But Macaulay forgets that we owe the narration of almost all those facts to Boswell himself. Moreover, I believe a priori that a person with the lights out upstairs can write a good poem. I have known poets, “whose name I do not wish to recall”, who were extremely vulgar, and even trivial, apart from their poetry, but they were were well enough informed to know that a poet should exhibit delicate sentiments, should express noble melancholy, should limit himself to certain vocabulary. And o these people, outside their work – some were broken men- but to tell the truth, when they wrote, they did so with decorum because they had learned the trade. Now, I think this is possible in the case of a short composition – a fool can utter a brilliant sentence – but it seems quite rare for a fool to be able to write an admirable biography of seven or eight hundred pages in spite of being a fool or, according to Macaulay, because he was a fool.

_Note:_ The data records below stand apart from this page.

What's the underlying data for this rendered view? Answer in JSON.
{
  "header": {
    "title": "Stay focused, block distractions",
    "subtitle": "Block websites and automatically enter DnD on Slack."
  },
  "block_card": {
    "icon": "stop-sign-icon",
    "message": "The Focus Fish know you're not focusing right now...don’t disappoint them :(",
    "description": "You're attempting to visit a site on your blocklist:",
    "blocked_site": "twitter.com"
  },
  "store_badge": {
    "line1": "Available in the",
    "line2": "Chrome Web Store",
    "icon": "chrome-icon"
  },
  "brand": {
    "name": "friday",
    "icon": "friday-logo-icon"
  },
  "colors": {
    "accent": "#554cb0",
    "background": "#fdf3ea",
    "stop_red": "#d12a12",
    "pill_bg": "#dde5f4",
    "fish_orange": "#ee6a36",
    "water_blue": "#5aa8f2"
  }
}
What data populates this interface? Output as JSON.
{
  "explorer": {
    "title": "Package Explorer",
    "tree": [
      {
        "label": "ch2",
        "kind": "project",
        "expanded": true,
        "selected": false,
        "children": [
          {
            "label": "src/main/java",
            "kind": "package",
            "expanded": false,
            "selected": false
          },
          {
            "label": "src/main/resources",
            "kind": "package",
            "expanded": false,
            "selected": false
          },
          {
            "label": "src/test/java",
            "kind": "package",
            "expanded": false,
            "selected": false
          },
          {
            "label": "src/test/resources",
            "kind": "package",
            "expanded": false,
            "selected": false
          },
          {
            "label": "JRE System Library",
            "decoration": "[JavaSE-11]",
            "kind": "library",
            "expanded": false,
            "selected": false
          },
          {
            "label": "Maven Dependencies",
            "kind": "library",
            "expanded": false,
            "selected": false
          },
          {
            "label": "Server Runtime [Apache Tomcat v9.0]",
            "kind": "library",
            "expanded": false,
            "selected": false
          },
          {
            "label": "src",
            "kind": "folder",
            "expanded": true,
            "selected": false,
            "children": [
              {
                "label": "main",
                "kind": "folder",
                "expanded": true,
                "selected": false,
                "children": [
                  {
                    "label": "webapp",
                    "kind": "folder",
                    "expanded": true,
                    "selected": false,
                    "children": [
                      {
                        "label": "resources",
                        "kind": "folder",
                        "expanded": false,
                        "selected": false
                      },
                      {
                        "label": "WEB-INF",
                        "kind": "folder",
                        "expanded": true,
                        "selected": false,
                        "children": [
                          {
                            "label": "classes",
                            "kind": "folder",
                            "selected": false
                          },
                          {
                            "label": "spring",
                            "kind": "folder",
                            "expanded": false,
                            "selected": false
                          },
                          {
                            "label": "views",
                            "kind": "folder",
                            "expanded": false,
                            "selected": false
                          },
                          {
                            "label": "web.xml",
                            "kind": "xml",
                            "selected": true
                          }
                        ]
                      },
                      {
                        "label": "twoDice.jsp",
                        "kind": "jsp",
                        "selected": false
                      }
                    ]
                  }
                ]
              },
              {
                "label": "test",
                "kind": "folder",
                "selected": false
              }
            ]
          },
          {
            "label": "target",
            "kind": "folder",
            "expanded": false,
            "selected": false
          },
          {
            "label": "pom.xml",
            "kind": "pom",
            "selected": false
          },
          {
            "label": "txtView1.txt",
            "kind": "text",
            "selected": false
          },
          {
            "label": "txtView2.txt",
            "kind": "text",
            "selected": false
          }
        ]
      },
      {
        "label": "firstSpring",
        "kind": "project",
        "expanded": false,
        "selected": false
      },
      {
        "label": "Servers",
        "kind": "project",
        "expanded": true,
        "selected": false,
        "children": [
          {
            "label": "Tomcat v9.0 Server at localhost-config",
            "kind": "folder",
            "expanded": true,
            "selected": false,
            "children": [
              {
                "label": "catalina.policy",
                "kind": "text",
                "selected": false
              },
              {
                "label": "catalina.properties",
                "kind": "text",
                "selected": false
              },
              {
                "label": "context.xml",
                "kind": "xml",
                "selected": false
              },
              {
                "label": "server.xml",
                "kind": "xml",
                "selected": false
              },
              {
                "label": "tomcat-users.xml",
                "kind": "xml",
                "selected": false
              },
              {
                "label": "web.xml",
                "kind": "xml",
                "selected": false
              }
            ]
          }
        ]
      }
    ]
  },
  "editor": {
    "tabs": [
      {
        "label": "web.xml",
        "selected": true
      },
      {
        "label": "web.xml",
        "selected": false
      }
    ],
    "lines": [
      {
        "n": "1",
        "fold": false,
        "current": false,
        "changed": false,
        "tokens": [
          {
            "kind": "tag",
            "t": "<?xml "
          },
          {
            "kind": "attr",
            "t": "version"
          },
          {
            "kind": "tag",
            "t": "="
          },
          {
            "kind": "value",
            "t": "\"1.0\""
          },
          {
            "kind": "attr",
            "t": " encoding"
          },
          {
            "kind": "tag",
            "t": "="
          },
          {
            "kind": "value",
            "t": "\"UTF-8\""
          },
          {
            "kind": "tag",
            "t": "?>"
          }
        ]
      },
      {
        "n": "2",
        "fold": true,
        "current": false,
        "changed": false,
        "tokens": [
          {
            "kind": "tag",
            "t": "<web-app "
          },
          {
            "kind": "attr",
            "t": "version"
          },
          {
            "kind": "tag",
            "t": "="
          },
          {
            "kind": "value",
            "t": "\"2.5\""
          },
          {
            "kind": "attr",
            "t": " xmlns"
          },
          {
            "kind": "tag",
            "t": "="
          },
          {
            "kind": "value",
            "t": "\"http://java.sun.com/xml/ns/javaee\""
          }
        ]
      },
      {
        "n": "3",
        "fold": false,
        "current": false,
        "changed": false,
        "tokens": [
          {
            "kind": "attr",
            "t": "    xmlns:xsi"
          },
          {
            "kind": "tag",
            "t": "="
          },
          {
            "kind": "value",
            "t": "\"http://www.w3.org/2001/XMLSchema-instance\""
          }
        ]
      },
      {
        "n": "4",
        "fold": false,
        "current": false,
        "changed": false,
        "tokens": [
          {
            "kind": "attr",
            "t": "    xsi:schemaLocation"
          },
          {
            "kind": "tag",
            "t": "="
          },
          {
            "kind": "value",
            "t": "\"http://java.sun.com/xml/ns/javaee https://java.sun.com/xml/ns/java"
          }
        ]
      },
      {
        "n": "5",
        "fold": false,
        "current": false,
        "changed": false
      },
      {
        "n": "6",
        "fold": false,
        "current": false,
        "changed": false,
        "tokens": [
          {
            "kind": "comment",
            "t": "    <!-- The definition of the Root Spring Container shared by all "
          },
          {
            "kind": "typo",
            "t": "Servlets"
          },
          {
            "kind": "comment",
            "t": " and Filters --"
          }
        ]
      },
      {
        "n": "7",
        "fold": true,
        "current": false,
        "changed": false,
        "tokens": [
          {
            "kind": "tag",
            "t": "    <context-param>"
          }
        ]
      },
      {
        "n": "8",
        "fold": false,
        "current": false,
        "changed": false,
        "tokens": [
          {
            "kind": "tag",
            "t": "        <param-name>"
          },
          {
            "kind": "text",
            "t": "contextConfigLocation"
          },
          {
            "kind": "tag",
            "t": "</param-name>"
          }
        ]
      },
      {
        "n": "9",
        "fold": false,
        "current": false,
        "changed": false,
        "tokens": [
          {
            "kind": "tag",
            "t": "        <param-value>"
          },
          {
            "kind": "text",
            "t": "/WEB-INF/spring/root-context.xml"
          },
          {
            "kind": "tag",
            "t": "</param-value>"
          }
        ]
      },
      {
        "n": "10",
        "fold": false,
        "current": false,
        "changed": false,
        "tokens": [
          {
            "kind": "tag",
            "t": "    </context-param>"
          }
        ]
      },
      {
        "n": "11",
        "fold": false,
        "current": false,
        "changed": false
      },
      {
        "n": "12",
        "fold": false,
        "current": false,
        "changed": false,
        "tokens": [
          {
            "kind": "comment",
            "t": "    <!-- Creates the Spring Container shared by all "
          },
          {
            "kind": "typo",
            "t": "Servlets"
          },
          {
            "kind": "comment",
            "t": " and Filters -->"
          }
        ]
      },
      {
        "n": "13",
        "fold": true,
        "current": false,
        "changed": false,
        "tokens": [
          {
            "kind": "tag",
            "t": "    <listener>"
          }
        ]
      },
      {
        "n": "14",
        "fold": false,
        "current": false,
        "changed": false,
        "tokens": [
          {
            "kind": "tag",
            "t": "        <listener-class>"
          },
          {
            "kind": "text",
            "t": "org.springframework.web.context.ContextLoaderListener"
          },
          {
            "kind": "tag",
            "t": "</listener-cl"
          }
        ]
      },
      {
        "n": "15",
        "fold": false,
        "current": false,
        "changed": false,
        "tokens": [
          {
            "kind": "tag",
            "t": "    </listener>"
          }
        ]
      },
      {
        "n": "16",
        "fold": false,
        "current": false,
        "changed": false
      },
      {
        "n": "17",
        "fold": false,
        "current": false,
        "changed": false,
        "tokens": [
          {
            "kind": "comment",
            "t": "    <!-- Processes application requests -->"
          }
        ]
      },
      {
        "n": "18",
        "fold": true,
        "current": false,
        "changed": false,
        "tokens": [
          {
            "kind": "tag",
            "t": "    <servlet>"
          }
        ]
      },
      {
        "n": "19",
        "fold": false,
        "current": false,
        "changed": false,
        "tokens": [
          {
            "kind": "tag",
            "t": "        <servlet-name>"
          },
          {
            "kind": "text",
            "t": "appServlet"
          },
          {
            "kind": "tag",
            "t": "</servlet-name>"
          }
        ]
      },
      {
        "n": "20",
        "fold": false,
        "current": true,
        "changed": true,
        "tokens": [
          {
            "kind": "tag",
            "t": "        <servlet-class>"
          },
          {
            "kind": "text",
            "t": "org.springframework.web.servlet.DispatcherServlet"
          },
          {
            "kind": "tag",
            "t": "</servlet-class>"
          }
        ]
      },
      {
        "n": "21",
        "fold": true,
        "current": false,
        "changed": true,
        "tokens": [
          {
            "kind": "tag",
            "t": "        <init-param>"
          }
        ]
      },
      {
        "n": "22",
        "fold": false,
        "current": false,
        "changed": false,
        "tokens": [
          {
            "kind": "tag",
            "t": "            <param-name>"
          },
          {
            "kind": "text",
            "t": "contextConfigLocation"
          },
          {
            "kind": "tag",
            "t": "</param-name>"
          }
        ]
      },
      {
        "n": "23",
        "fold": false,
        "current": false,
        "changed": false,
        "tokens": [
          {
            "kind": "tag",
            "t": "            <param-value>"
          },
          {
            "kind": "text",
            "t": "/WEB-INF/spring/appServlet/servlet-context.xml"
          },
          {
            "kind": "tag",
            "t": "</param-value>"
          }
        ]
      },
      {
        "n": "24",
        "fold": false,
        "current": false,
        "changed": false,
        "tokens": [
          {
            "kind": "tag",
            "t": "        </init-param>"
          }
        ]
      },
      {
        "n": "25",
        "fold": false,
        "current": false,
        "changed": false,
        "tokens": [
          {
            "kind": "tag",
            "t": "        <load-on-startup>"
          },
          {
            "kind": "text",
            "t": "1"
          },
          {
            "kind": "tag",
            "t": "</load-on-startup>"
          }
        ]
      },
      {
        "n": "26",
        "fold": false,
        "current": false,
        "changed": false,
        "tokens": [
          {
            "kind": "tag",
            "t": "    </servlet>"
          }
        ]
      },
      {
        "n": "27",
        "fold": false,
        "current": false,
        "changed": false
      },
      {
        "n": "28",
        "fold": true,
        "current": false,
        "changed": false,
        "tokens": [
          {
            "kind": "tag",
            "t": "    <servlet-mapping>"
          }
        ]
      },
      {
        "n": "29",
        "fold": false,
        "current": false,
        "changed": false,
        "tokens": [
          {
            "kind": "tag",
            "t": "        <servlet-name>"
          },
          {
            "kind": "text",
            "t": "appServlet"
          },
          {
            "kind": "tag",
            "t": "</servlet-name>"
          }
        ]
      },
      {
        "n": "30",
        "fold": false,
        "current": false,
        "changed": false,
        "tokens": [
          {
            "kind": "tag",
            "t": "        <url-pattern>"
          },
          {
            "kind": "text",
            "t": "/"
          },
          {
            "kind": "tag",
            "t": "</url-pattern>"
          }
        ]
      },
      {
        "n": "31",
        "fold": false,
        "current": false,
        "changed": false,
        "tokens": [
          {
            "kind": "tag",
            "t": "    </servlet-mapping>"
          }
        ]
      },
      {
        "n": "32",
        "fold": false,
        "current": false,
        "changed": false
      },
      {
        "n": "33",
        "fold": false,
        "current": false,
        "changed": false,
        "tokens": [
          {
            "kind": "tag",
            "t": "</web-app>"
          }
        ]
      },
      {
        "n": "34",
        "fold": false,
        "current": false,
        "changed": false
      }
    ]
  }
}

Now, let us take a look at the opposite opinion, that of Bernard Shaw. Bernard Shaw, in one of his long and incisive prologues, says that he is heir to an apostolic succession of dramatists, that tis succession comes from the Greek tragedians – from Aeschylus, Sophocles, through Euripides – and then passes through Shakespeare, through Marlowe. He says that he is not, in fact, better than Shakespeare, that if he had lived in Shakespeare’s century he would not have written works better than Hamlet or Macbeth; but now he can, for he cannot stand Shakespeare, because he has read authors who are better than him. Before, he mentioned other dramatists, names that are somewhat surprising for such a list. He says we have the four Evangelists, those four great dramatists who created the character of Christ. Before, we had Plato, who created the character of Socrates. Then we have Boswell, who created the character of Johnson. “And now, we have me, who has created so many characters it is not worth listing them, the list would be almost infinite, as well as being well known.” “Finally,” he says, “I am heir to the apostolic succession that begins with Aeschylus and ends in me and that undoubtedly will continue.”
So here we have these two extreme opinions: one, that Boswell was an idiot who had the good fortune to meet Johnson and write his biography – that’s Macaulay’s – and the other, the opposite, of Bernard Shaw, who says that Johnson was, among his other literary merits, a dramatic character created by Boswell.
It would be unusual for the truth to be exactly in the middle between these two extremes. Lugones, in his prologue to El imperio jesuitico [The Jesuit Empire], says that people often claim that the truth can be found between two extreme statements, but that would be very strange in a particular case for there to be, for instance, 50 percent in favor and 50 percent against. The most natural would be for there to be 52 percent against and 48 percent in favor, or something like that. And this can be applied to any war and any argument. In other words, one side will be a little more right and one a little more wrong.
So, now we will return to the relationship between Boswell and Johnson. . .